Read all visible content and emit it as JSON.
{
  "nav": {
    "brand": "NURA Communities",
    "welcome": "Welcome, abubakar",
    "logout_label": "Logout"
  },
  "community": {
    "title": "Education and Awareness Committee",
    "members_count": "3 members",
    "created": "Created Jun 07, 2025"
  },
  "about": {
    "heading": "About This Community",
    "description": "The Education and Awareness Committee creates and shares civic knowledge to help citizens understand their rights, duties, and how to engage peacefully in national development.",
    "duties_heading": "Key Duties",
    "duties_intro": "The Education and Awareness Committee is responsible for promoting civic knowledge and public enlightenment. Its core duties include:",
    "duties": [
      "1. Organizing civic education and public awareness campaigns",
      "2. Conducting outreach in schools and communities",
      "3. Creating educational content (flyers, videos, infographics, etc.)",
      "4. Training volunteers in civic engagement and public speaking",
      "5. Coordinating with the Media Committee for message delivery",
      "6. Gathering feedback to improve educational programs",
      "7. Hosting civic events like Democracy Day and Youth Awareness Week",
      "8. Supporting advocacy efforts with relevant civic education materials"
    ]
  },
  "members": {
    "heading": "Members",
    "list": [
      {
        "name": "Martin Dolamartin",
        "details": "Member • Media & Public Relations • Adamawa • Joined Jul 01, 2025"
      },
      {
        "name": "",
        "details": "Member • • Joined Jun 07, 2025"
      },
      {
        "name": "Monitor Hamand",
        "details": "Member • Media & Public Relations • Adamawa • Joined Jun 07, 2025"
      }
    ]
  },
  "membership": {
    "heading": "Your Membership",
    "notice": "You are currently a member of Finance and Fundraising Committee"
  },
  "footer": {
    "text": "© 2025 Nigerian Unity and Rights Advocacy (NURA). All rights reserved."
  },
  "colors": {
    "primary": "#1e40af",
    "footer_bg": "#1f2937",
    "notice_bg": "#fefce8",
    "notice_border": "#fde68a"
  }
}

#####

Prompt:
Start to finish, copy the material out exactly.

Response:
Read all visible content and emit it as JSON.
{
  "nav": {
    "brand": "NURA Communities",
    "welcome": "Welcome, abubakar",
    "logout_label": "Logout"
  },
  "community": {
    "title": "Education and Awareness Committee",
    "members_count": "3 members",
    "created": "Created Jun 07, 2025"
  },
  "about": {
    "heading": "About This Community",
    "description": "The Education and Awareness Committee creates and shares civic knowledge to help citizens understand their rights, duties, and how to engage peacefully in national development.",
    "duties_heading": "Key Duties",
    "duties_intro": "The Education and Awareness Committee is responsible for promoting civic knowledge and public enlightenment. Its core duties include:",
    "duties": [
      "1. Organizing civic education and public awareness campaigns",
      "2. Conducting outreach in schools and communities",
      "3. Creating educational content (flyers, videos, infographics, etc.)",
      "4. Training volunteers in civic engagement and public speaking",
      "5. Coordinating with the Media Committee for message delivery",
      "6. Gathering feedback to improve educational programs",
      "7. Hosting civic events like Democracy Day and Youth Awareness Week",
      "8. Supporting advocacy efforts with relevant civic education materials"
    ]
  },
  "members": {
    "heading": "Members",
    "list": [
      {
        "name": "Martin Dolamartin",
        "details": "Member • Media & Public Relations • Adamawa • Joined Jul 01, 2025"
      },
      {
        "name": "",
        "details": "Member • • Joined Jun 07, 2025"
      },
      {
        "name": "Monitor Hamand",
        "details": "Member • Media & Public Relations • Adamawa • Joined Jun 07, 2025"
      }
    ]
  },
  "membership": {
    "heading": "Your Membership",
    "notice": "You are currently a member of Finance and Fundraising Committee"
  },
  "footer": {
    "text": "© 2025 Nigerian Unity and Rights Advocacy (NURA). All rights reserved."
  },
  "colors": {
    "primary": "#1e40af",
    "footer_bg": "#1f2937",
    "notice_bg": "#fefce8",
    "notice_border": "#fde68a"
  }
}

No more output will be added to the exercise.